I’ve been talking about my secret project for a while now. It’s certainly a secret no longer. It’s time you got a proper update.
Here’s a screenshot I made a few months ago, for the homepage:
This is what I know:
Eventually I’d like to have most of a Scratch editor, with support for importing & renaming of costumes and sounds. I still need to implement variables and lists. For now, there’s just a (fancy) code editor.
Syntax highlighting works: blocks are highlighted using the category colours from Scratch. This actually requires a full-blown parser; unlike most languages just highlight based on only the kinds of expression (such as numbers and strings), tosh highlights based on the commands. And commands have a reasonably complicated grammar, so writing that has been interesting.
Auto-complete is mostly working, with bugs; it needs rewriting a third time. And designing usable completion is harder than you’d expect.
I came up with a way of doing completion directly based on the language’s grammar. Assuming the principle is actually sound (I haven’t proved it correct) it might in fact be a novel technique.
tosh will support any Scratch project: you’ll be able to create a project entirely in tosh, or import an existing one, or export and edit in Scratch and then re-import, and finally export your creation to an
.sb2file and upload it to scratch.mit.edu.
Allowing both import and export causes some interesting design issues, particularly variable names. I’ll write more about that later.
tosh will use Scratch 2.0 files only. No 1.4 support.
The language will be exactly Scratch: “write blocks as you’d read them”.
I experimented with various extensions, such as using
=for assignment, but I decided against them. I’m clear about sticking to this principle.
tosh embeds phosphorus to play Scratch projects.
A week ago I finally implemented compiling.
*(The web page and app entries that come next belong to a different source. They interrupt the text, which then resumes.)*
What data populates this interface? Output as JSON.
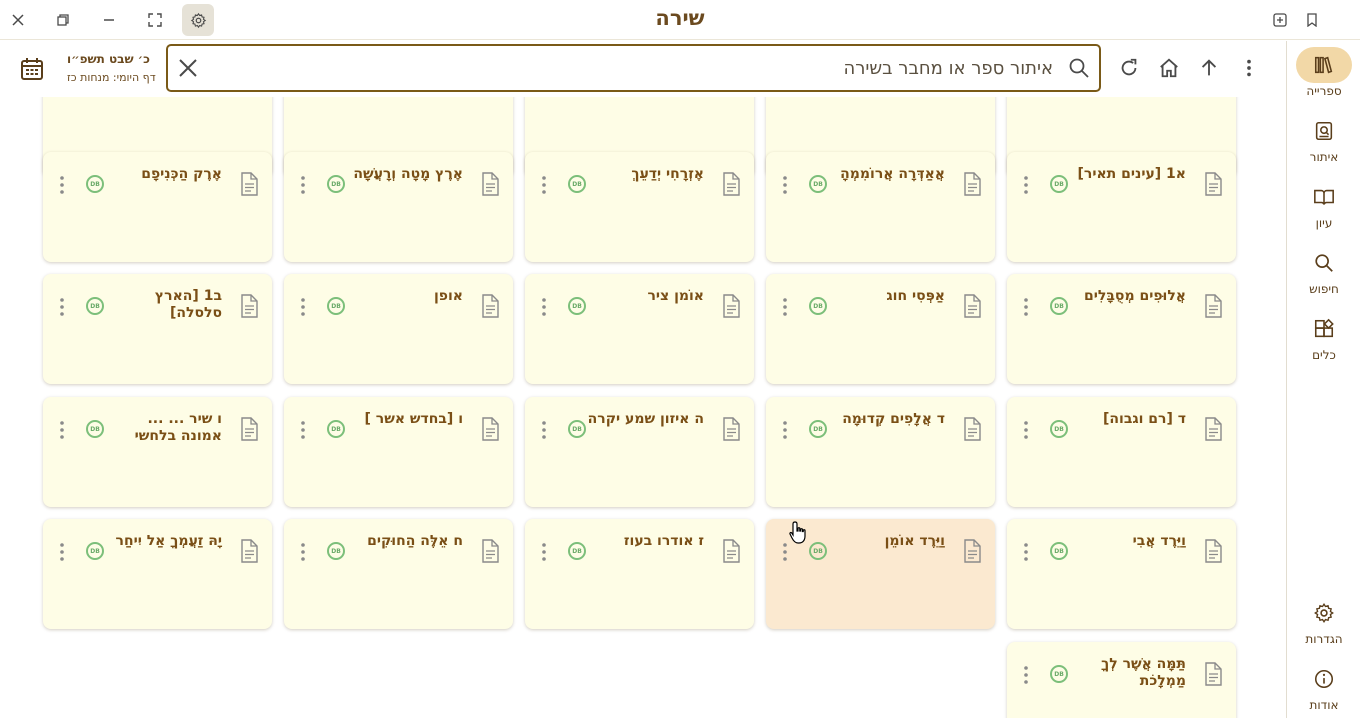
{
  "app": {
    "title": "שירה",
    "window_icons": [
      "close-icon",
      "restore-icon",
      "minimize-icon",
      "fullscreen-icon",
      "gear-icon",
      "new-tab-icon",
      "bookmark-icon"
    ]
  },
  "toolbar": {
    "date": "כ׳ שבט תשפ״ו",
    "daf_yomi": "דף היומי: מנחות כז",
    "search_placeholder": "איתור ספר או מחבר בשירה",
    "icons": [
      "calendar-icon",
      "clear-icon",
      "search-icon",
      "refresh-icon",
      "home-icon",
      "up-arrow-icon",
      "more-vertical-icon"
    ]
  },
  "sidebar": {
    "items": [
      {
        "label": "ספרייה",
        "icon": "library-icon",
        "active": true
      },
      {
        "label": "איתור",
        "icon": "find-book-icon",
        "active": false
      },
      {
        "label": "עיון",
        "icon": "open-book-icon",
        "active": false
      },
      {
        "label": "חיפוש",
        "icon": "search-icon",
        "active": false
      },
      {
        "label": "כלים",
        "icon": "tools-icon",
        "active": false
      }
    ],
    "bottom": [
      {
        "label": "הגדרות",
        "icon": "gear-icon"
      },
      {
        "label": "אודות",
        "icon": "info-icon"
      }
    ]
  },
  "books": {
    "row0": [
      "",
      "",
      "",
      "",
      ""
    ],
    "row1": [
      "א1 [עינים תאיר]",
      "אֲאַדְּרָה אֲרוֹמִמְהָ",
      "אֶזְרָחִי יְדַעֵךְ",
      "אֶרֶץ מָטָה וְרָעֲשָׁה",
      "אֶרֶק הַכְּנִיפָם"
    ],
    "row2": [
      "אֲלוּפִים מְסֻבָּלִים",
      "אַפְּסִי חוג",
      "אוֹמן ציר",
      "אופן",
      "ב1 [הארץ סלסלה]"
    ],
    "row3": [
      "ד [רם וגבוה]",
      "ד אֲלָפִים קְדוּמָה",
      "ה איזון שמע יקרה",
      "ו [בחדש אשר ]",
      "ו שיר ... ... אמונה בלחשי"
    ],
    "row4": [
      "וַיֵּרֶד אֲבִי",
      "וַיֵּרֶד אוֹמֵן",
      "ז אודרו בעוז",
      "ח אֵלֶּה הַחוּקִים",
      "יָהּ זַעֲמְךָ אַל יִיחַר"
    ],
    "row5": [
      "תַּמָּה אֲשֶׁר לְךָ מַמְלָכֹת"
    ],
    "db_badge": "DB"
  }
}
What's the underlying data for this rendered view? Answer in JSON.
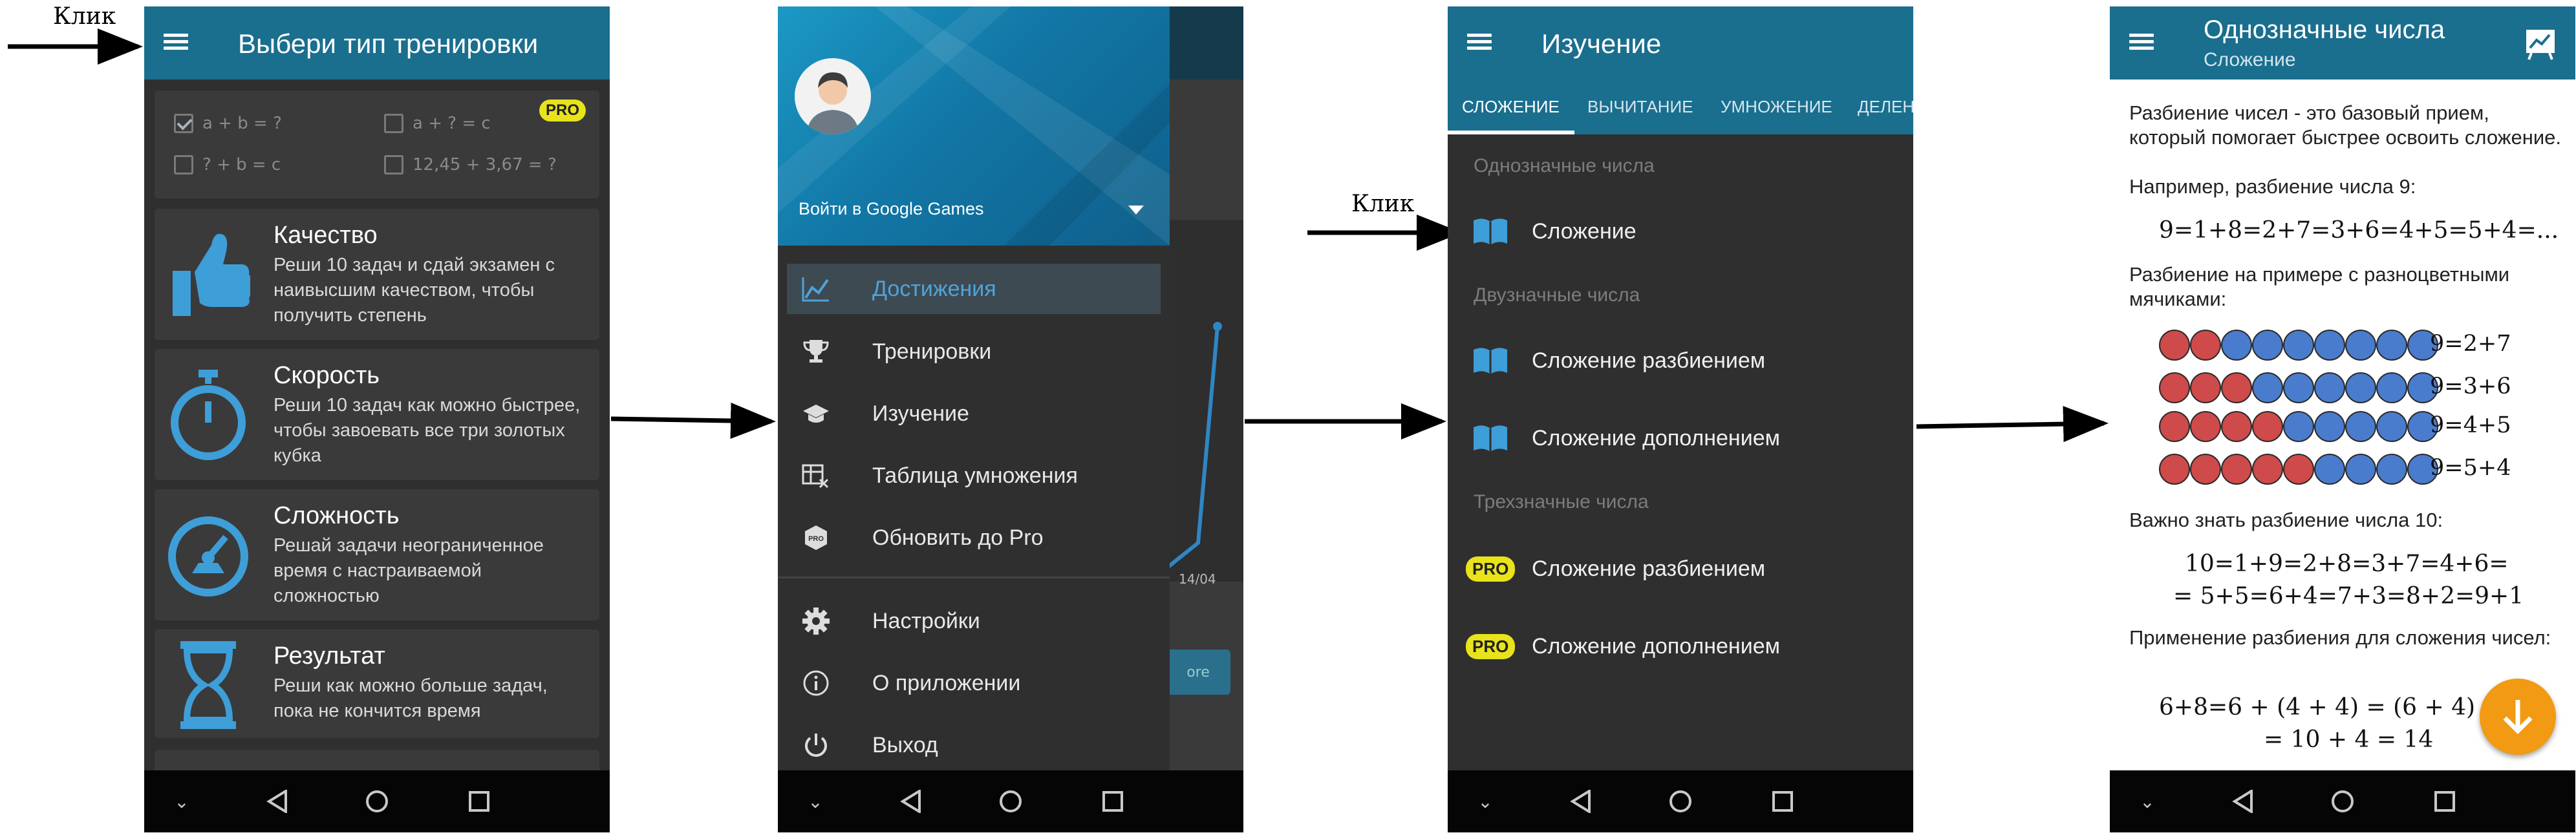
{
  "annotations": {
    "click_label": "Клик"
  },
  "screen1": {
    "title": "Выбери тип тренировки",
    "options": [
      {
        "label": "a + b = ?",
        "checked": true
      },
      {
        "label": "a + ? = c",
        "checked": false
      },
      {
        "label": "? + b = c",
        "checked": false
      },
      {
        "label": "12,45 + 3,67 = ?",
        "checked": false
      }
    ],
    "pro_badge": "PRO",
    "cards": [
      {
        "title": "Качество",
        "desc": "Реши 10 задач и сдай экзамен с наивысшим качеством, чтобы получить степень",
        "icon": "thumbs-up-icon"
      },
      {
        "title": "Скорость",
        "desc": "Реши 10 задач как можно быстрее, чтобы завоевать все три золотых кубка",
        "icon": "stopwatch-icon"
      },
      {
        "title": "Сложность",
        "desc": "Решай задачи неограниченное время с настраиваемой сложностью",
        "icon": "gauge-icon"
      },
      {
        "title": "Результат",
        "desc": "Реши как можно больше задач, пока не кончится время",
        "icon": "hourglass-icon"
      }
    ]
  },
  "screen2": {
    "signin": "Войти в Google Games",
    "items": [
      {
        "label": "Достижения",
        "icon": "chart-icon",
        "active": true
      },
      {
        "label": "Тренировки",
        "icon": "trophy-icon",
        "active": false
      },
      {
        "label": "Изучение",
        "icon": "graduation-cap-icon",
        "active": false
      },
      {
        "label": "Таблица умножения",
        "icon": "table-icon",
        "active": false
      },
      {
        "label": "Обновить до Pro",
        "icon": "pro-icon",
        "active": false
      },
      {
        "label": "Настройки",
        "icon": "gear-icon",
        "active": false
      },
      {
        "label": "О приложении",
        "icon": "info-icon",
        "active": false
      },
      {
        "label": "Выход",
        "icon": "power-icon",
        "active": false
      }
    ],
    "behind": {
      "date": "14/04",
      "button": "ore"
    }
  },
  "screen3": {
    "title": "Изучение",
    "tabs": [
      "СЛОЖЕНИЕ",
      "ВЫЧИТАНИЕ",
      "УМНОЖЕНИЕ",
      "ДЕЛЕН"
    ],
    "sections": [
      {
        "header": "Однозначные числа",
        "items": [
          {
            "label": "Сложение",
            "pro": false
          }
        ]
      },
      {
        "header": "Двузначные числа",
        "items": [
          {
            "label": "Сложение разбиением",
            "pro": false
          },
          {
            "label": "Сложение дополнением",
            "pro": false
          }
        ]
      },
      {
        "header": "Трехзначные числа",
        "items": [
          {
            "label": "Сложение разбиением",
            "pro": true
          },
          {
            "label": "Сложение дополнением",
            "pro": true
          }
        ]
      }
    ],
    "pro_badge": "PRO"
  },
  "screen4": {
    "title": "Однозначные числа",
    "subtitle": "Сложение",
    "p1": "Разбиение чисел - это базовый прием, который помогает быстрее освоить сложение.",
    "p1b": "Например, разбиение числа 9:",
    "formula1": "9=1+8=2+7=3+6=4+5=5+4=...",
    "p2": "Разбиение на примере с разноцветными мячиками:",
    "balls": [
      {
        "red": 2,
        "blue": 7,
        "eq": "9=2+7"
      },
      {
        "red": 3,
        "blue": 6,
        "eq": "9=3+6"
      },
      {
        "red": 4,
        "blue": 5,
        "eq": "9=4+5"
      },
      {
        "red": 5,
        "blue": 4,
        "eq": "9=5+4"
      }
    ],
    "p3": "Важно знать разбиение числа 10:",
    "formula2a": "10=1+9=2+8=3+7=4+6=",
    "formula2b": "= 5+5=6+4=7+3=8+2=9+1",
    "p4": "Применение разбиения для сложения чисел:",
    "formula3a": "6+8=6 + (4 + 4) = (6 + 4) +",
    "formula3b": "= 10 + 4 = 14"
  }
}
Presssing ⌘⏎ compiles the code and runs it in phosphorus.
I put off implementing compiling for a long time, focusing instead on the code editor and parser. Those are the largest parts of the project and hardest to get right.
But I’m glad I did it, because now tosh is much more fun to work on. (Though now I get distracted making silly turtle art projects!)
There’s a lesson here about the virtues of tackling the hard part first vs. making a complete prototype. (One of the two is like the “tracer bullet” technique from The Pragmatic Programmer.) Either can be good, but what you really need is a fun prototype.